I have worked in city, state and national government environments. I have worked in multi-national companies employing hundreds of thousand of people and I have worked where I was one of eight employees.

I have worked with amazing people in all facets of industry and life. Their technical skills ran the gamut from writing software on punch cards in the 1960s to interns fresh out of high school and knew nearly nothing about computers.

It didn’t matter how technical they were, everyone has their own skills. Every single one of them brought something special to the table. Everyone has their own expertise, interests and skills.

In this wealth of diversity, I’ve started to get an understanding of how people use technology and how I can help them use it better.

Role of Technology

Technology is a tool. Computers, tablets, phones, copiers, printers, scanners and every other box of plastic and metal is a tool. Technology is a tool. It is there to enable people to create great things.

They are not meant to be in the way. They’re not meant to be a hindrance. They’re not meant to stand in the way of fulfilling dreams and desires.

Computers are there to do as we ask them to do.

But just as people get sick, computers break.

Computer and the human body have a lot in common. They are both complex systems which require everything to work in harmony for the system to work as well as it possibly can.

Having a headache, upset stomach or a sore back hinders your work, storage space, memory and heat can hamper a computer from running at optimal efficiency.

This where I come in and why I do what I do.

Finding Motivation

In thankless jobs like IT Support, it helps my motivation if I have something to strive for. I want a goal to look back on and feel I’ve accomplished something.

The problem with my chosen career is when I do a great job, there is nothing to show for it. When I work hard, solve problems and delight customers, I have nothing to show for it. ((Save a pile of Thank You emails.))

I have no product at the end of the day I’ve produced with my own hands.

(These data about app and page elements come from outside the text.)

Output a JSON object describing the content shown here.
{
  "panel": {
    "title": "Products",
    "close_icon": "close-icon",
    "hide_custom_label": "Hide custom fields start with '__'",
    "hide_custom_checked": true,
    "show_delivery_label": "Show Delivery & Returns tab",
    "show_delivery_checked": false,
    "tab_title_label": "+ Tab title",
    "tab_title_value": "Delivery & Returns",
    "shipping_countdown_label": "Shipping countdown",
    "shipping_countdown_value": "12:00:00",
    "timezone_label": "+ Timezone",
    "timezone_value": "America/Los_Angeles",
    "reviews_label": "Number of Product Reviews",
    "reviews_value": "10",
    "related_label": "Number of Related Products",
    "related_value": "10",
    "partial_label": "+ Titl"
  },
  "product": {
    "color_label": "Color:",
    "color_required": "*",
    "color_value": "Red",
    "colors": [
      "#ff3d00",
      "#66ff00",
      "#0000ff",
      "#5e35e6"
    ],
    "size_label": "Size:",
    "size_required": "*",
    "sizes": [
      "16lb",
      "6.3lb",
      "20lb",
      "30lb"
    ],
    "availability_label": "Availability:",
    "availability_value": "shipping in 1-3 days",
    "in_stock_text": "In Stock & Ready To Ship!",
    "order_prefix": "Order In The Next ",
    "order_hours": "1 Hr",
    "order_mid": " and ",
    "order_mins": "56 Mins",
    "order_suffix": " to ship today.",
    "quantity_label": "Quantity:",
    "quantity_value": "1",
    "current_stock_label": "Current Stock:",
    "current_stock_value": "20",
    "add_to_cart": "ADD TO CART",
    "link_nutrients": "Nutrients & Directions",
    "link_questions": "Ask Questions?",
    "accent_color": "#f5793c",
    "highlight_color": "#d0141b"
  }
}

I have no sales figure I’ve hit and I’ve not made the company any money. ((In fact, IT Support is considered as a necessary evil because we don’t generate any money for the company.))

I’ve said for years my ideal day is when I come to work and sit at my desk and do nothing for 8 hours then go home. That means all the systems are working perfectly and all of our customers have completely working computers.

In the seven years I’ve done this, it hasn’t happened yet.

Because of this, it helps to have something to strive towards so I can look back at the end of a long day where I feel I accomplished nothing and say at least I did ____.

In this case, it’s the number of tickets closed.

Each morning every technician in the company receives a report of closed tickets across the company. We receive a daily closed ticket breakdown over the past two weeks. This is interesting and helps me realize why I’m so tired some days ((18 tickets! No wonder I was so sleepy by 5:30.))

But the real genius in the report comes on the following page. This page provides a leaderboard of technicians across the entire company sorted by average tickets closed per day.

This is where I draw my motivation.

Everyday, I strive to stay in the top 10 of the company. I’ve been as high as number 4 with the CSA ((Help Desk)) technicians way ahead of my with double-digit closes per day.

As it stands, I usually come in at between 6 and 7 tickets per day. This is where I draw my motivation from. I want to be at the top of that list every single morning when it comes out. I want to rank higher than every technician in my building. I want to outrank every technician in the field.

I want to be at the top of that list.

This list motivates me to get up and try to complete one more ticket per day. It causes me to work harder when all I want to do is sit at my desk.

The list pushes me forwards and provides some context for my day. This is the most important thing for me, as a technician with no clear measurement of what I spend my days doing.

This list brings meaning and a sense of accomplishment to my 45 hour work week.

In this age of knowledge workers, we no longer make products in a factory, nor do we sell a thousand products. What pushes you to work harder in your job? Have you found your own leader board to keep you working harder?